Pages: 12 Published: Jan 1993
Using potentiodynamic polarization and electrochemical impedance techniques, the electrochemical behavior of carbon-fiber/polyetheretherketone (C/PEEK) composite material was studied primarily in lactated Ringer's solution with and without a stable, fast reacting redox couple (0.01M K4[Fe(CN)6] + 0.01M K3[Fe(CN)6]), at 37°C. For comparison, the spontaneous passivation of stainless steel 316L, Co-Cr-Mo alloy, and Ti-6Al-4V was also investigated in these electrolytes. It was found that the rate of total electrochemical interaction (corrosion + electron exchange) between a spontaneously passivated metal and the environment can be considerably smaller than the rate of simple electron exchange between the carbon-fiber composite and the environment. Considering the excellent biocompatibility of carbon, this finding seems to indicate the important role of protective passive films on metals, rather than the clinical significance of higher electron exchange rates in general. When the protective passive layer on the metals is damaged or removed mechanically, the undesirable effect of substantially increased corrosion rates can be observed, particularly in environments with low redox activity.
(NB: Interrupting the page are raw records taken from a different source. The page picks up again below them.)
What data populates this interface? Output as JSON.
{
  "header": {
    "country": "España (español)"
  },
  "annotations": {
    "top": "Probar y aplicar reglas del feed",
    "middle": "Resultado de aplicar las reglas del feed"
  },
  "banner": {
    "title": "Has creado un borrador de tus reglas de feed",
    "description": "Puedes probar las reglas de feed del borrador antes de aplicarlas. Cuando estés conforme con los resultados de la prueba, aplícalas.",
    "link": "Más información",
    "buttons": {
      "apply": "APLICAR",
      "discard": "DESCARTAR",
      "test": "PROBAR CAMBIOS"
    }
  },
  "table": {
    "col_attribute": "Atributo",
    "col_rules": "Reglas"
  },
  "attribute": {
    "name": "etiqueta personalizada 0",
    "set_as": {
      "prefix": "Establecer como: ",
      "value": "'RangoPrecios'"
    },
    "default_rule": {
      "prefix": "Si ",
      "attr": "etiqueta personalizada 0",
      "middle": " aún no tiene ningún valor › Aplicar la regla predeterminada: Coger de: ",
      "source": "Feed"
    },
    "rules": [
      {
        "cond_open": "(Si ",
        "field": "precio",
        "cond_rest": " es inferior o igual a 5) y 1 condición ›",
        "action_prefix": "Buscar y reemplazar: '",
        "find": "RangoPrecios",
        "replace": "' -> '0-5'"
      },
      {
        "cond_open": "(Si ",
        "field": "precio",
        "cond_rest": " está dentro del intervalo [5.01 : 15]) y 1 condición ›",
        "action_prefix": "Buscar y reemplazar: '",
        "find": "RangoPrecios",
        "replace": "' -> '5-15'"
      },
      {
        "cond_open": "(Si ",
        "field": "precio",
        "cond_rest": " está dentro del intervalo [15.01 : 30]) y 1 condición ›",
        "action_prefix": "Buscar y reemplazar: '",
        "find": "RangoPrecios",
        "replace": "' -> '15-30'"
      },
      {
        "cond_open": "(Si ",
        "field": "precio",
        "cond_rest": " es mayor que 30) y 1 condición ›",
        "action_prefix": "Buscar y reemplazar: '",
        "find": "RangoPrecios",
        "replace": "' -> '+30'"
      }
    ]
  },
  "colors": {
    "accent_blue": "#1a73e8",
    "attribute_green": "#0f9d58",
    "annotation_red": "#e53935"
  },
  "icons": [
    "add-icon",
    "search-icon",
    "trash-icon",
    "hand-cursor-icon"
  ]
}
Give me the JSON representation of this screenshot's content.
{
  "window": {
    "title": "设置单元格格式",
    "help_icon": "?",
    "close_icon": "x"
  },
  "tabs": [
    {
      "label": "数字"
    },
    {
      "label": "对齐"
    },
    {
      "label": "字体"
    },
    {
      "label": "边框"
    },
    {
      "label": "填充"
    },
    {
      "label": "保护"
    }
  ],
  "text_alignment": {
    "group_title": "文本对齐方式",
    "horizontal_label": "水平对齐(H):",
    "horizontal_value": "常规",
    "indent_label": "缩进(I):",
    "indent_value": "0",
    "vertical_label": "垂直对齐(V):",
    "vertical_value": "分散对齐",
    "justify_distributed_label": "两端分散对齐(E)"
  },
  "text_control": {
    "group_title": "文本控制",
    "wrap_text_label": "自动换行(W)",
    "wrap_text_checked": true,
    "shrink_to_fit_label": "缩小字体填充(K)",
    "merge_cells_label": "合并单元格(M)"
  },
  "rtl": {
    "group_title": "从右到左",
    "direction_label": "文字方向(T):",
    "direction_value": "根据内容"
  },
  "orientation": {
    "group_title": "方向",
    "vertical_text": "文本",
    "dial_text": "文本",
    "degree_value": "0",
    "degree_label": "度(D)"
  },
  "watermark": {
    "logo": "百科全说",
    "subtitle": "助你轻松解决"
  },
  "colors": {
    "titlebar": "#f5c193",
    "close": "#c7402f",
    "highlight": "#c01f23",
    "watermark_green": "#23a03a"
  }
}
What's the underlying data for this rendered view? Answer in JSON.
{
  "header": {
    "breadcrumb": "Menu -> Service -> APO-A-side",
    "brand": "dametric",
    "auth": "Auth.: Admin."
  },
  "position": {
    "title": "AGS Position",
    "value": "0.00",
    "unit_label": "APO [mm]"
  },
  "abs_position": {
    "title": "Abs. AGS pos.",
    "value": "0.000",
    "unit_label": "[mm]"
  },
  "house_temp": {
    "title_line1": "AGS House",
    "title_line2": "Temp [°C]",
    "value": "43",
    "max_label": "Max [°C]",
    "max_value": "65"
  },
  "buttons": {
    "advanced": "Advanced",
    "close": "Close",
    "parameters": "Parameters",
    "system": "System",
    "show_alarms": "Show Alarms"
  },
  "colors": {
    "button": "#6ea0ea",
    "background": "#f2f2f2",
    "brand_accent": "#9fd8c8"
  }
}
While galvanic corrosion may also occur between the mechanically depassivated and the passive sites of implant metal surfaces, more considerable galvanic corrosion can be expected if the metal undergoing fretting wear is in contact with a carbon-fiber composite, depending on the anodic/cathodic surface area ratio and on the redox properties of the environment. Additionally, the repassivation of the damaged metal surface may not take place effectively. Being the most susceptible to localized corrosion, stainless steel 316L, even in the passivated condition, may show accelrated pitting corrosion if coupled with carbon-fiber composites.
carbon-fiber composites, carbon-fiber/polyetheretherketone (C/PEEK) composite, electrochemical behavior, orthopaedic implant alloys, galvanic corrosion
Paper ID: STP15542S